Saturday, 16 August 2014


If my mind is a make believe magazine, then here are the top stories I would have been running this summer:


I have been meaning to share this for a while. I'm not sure if it's because this story is genuinely as funny as I think it is, or whether it's due to a lack of strenuous partner-based physical activity that has rendered me in a near-constant state of hysteria: but I cannot look at the photo without laughing uncontrollably.

I'm actually not ready to look at it yet and I want to delay your gratification, so I'm going to insert the photo at the end. First you can have a description and then finally you will see that the real thing is 100 times better than what you were imagining.

A few months ago, scientists made a teeny tiny pair of 3D glasses and stuck them onto the face of a praying mantis (with beeswax, not superglue), their reason being that praying mantises are the only known insect that can see in 3D. Don't you think their time would have been better spent making 3D glasses for insects whose ability to see the world in 3D has yet to be discovered?

You know praying mantises can see in 3D, why did you need to make him a little pair of glasses?

Claire pointed out that there is absolutely no scientific reason for the glasses to be cut into a shape resembling human glasses either- they could have just stuck one big lens on his face. The two-lens shape was just to take the piss.

I described the experiment to Claire and Jen but they couldn't imagine how ridiculous the actual photo would be, which is why I hope you don't accidentally see it until the end of this post. All I will say is that they showed the praying mantis a 3D film of flies coming at his face and he obviously LOVED it.


If you don't know what Normcore is, it's people wearing shit clothes like unflattering 'mom jeans', shit trainers and t-shirts with 'unhip' logos on. It's all about throwing any old crap on and not caring what you look like. Of course this doesn't bode well for the magazine industry, so many of them tried to say that Normcore was a minimal way of dressing- white shirts and tailored trousers rather than leggings and a faded top that has happy cartoon bananas on it, or something.

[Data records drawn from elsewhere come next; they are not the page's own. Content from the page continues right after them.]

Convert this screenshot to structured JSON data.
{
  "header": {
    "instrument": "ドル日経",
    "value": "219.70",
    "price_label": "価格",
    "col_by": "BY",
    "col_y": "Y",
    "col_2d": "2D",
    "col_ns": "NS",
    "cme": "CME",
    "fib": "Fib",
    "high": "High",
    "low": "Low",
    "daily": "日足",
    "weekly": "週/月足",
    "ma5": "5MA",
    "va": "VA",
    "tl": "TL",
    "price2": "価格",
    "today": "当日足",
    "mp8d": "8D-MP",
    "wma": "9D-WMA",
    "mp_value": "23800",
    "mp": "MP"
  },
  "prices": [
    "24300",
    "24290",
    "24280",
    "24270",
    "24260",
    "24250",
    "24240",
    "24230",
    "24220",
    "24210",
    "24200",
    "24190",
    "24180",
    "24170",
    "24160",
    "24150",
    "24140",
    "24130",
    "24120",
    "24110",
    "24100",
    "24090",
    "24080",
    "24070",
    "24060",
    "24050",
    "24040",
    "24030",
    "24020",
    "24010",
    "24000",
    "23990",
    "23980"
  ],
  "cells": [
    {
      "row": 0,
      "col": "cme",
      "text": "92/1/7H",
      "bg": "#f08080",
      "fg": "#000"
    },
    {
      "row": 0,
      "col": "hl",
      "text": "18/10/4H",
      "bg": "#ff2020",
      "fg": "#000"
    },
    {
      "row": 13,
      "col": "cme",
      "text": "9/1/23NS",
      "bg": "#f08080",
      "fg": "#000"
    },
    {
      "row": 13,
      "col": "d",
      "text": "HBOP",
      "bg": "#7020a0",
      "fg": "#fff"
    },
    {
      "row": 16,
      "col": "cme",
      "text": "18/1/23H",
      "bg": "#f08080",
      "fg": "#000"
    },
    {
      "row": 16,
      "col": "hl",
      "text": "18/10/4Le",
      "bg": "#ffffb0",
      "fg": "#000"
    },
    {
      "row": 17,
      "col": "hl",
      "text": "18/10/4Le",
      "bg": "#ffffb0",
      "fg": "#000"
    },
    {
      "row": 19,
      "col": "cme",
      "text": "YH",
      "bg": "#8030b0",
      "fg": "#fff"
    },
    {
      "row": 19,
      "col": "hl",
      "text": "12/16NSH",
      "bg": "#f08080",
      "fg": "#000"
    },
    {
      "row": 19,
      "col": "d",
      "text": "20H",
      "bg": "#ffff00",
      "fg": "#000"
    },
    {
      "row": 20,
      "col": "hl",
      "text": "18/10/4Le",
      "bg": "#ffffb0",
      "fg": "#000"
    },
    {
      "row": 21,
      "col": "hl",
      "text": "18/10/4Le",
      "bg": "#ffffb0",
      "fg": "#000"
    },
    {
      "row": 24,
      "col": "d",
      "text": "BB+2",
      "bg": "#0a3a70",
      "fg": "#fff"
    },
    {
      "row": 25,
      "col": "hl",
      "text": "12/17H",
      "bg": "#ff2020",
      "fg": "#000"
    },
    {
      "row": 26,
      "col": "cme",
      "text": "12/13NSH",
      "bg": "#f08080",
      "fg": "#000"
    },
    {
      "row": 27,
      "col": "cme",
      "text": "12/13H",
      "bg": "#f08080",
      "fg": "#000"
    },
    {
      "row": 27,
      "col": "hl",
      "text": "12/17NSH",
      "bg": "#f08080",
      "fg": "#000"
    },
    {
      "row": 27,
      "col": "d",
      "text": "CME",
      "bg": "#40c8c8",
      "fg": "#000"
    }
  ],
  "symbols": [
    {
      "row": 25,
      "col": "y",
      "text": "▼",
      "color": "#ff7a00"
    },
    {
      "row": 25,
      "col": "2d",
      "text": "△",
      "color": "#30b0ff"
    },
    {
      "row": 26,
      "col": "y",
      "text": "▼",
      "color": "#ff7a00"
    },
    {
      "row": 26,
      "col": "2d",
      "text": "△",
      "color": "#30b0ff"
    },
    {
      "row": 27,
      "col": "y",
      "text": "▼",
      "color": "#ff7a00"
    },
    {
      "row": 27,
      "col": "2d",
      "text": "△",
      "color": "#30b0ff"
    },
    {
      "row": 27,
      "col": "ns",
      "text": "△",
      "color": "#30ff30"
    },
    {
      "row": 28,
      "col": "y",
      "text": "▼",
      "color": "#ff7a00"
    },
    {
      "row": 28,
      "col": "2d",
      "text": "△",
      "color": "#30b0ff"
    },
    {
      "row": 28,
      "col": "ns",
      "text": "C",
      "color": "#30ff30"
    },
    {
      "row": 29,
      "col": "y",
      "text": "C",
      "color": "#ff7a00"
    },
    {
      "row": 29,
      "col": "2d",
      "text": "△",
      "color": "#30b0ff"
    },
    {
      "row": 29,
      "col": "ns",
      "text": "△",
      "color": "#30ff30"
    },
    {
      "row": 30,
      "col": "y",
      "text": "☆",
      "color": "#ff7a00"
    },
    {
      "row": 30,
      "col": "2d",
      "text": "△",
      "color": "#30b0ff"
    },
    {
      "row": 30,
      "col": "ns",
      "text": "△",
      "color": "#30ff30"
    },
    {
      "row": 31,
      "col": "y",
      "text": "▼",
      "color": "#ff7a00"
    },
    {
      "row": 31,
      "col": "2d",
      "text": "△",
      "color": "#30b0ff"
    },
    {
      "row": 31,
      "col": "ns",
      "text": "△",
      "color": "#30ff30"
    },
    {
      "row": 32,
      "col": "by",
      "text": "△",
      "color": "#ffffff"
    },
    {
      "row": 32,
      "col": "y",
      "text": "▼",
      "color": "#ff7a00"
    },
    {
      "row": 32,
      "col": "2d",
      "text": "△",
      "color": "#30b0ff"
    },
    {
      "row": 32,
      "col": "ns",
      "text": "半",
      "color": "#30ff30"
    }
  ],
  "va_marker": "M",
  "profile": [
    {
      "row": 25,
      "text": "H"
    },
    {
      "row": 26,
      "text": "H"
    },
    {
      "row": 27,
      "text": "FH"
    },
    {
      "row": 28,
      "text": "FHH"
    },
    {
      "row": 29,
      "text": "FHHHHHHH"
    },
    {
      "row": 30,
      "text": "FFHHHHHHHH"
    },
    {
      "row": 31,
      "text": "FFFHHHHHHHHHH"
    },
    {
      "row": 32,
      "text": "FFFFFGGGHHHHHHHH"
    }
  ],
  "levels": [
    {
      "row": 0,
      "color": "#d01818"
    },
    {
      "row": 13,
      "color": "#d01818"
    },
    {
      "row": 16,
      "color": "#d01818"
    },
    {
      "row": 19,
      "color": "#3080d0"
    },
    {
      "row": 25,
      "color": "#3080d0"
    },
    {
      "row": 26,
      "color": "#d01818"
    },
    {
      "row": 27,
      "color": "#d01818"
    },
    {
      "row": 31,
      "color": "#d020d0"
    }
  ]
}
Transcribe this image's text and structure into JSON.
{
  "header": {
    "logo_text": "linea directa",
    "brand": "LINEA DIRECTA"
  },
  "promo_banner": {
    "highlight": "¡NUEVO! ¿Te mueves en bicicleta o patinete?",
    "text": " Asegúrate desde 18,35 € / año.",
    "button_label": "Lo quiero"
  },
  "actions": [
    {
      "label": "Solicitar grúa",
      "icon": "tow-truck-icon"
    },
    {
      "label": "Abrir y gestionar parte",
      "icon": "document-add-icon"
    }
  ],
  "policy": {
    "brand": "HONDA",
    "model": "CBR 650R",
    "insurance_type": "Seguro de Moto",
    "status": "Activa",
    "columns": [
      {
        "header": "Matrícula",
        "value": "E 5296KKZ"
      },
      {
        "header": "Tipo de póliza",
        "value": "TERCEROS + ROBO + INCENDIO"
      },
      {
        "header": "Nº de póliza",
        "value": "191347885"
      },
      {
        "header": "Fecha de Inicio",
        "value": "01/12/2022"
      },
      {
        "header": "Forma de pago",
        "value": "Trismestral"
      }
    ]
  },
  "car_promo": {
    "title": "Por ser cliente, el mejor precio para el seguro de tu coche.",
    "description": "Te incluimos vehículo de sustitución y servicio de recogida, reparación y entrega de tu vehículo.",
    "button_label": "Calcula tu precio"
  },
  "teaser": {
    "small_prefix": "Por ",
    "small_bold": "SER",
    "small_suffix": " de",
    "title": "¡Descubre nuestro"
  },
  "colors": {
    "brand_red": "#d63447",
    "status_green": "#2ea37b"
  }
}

Normcore isn't really a subculture or a trend or a new way of dressing, it's just a group of cool people who don't care what they look like, or rather, they do care what they look like, but they know they'll look cool in anything and so take advantage of this fact and make a point of wearing really shit, boring clothes.

Before I heard the word Normcore, I saw a girl at a party in Paris (it was the one in the mad little house that had once been a brothel and still had velvet and mirrors everywhere), with no make-up on, wearing a t-shirt that looked kind of like a crop top- but you could tell that really, it was just too small for her- and unflattering jeans. Me and Julia agreed that she looked like she'd found the clothes on the floor and thrown them on, which is what made her look so. achingly. cool. 

You can't copy that old fashioned, arty, sloppy, 'out there' cool. You either have it or you don't. But magazines can't sell that, so they pretended that Normcore was a thing and created everything from Normcore home decor to Normcore weddings and honeymoons to Normcore sandwiches (granted- that was a piss-take, but I can't remember any other examples right now). Even The Daily Mail got on board.

I myself have jumped on the bandwagon and created Normcore Photography. Here's my first collection. It's called 'Pics'. 





I was going to ask if Vice were interested in publishing Pics, but I see Normcore has already evolved into Avant Bland.

 I know what you're thinking- isn't Normcore just how people dressed in the 90s, except back then you were allowed to wear what you wanted without having to create a media buzzword to describe it?



I don't know why more people aren't worried about this. Hoverbikes EXIST, there are sneaky robots that can assemble themselves from flat pack and they are planning to build fucking cities that float on the sea, like in the terrifying film (to me as a child anyway) Waterworld.

Also, this week I went to see the Human Harp at the Roundhouse- it's an instrument that musicians attach to a building and to themselves, then play the strange music of whatever giant structure they are attached to. Lauren got free tickets to a preview of Imogen Heaps' Reverb festival and took me for the free food and drink I mean THE CULTURE.

I've never listened to Imogen Heap but she did a couple of acoustic songs on the piano and I like her voice. I don't know if the Human Harp is really beautiful or really creepy (it doesn't help that the name reminds me of the Human Centipede)- I couldn't believe the eerie notes were coming from the structure of the building. The notes were deep and cold, like the metal structure of the building I suppose. I wonder what it sounded like when they played the Brooklyn Bridge?

The atmosphere was only ruined slightly when one of the 'moveicians' (as the artist who created the Human Harp called them) became detached from the instrument. He just carried on moving about on his own, as if he had just walked into the space and decided to randomly perform a piece of modern dance.

Anyway. Everything's gone a bit sci-fi. What's next, praying mantises in 3D glasses??


  1. Hello!
    Is there a way to contact you regarding advice on au pairing in paris other than comments
    probably not because this is probably a weird request
    anyway - great blog!

    1. Hi Chelsie, if you follow me on Twitter @leftbankmanc you can tweet me questions if that helps...

    2. Ok I have just created an Au Pair forum on my blog... You can post a message on there, let's see if anyone replies!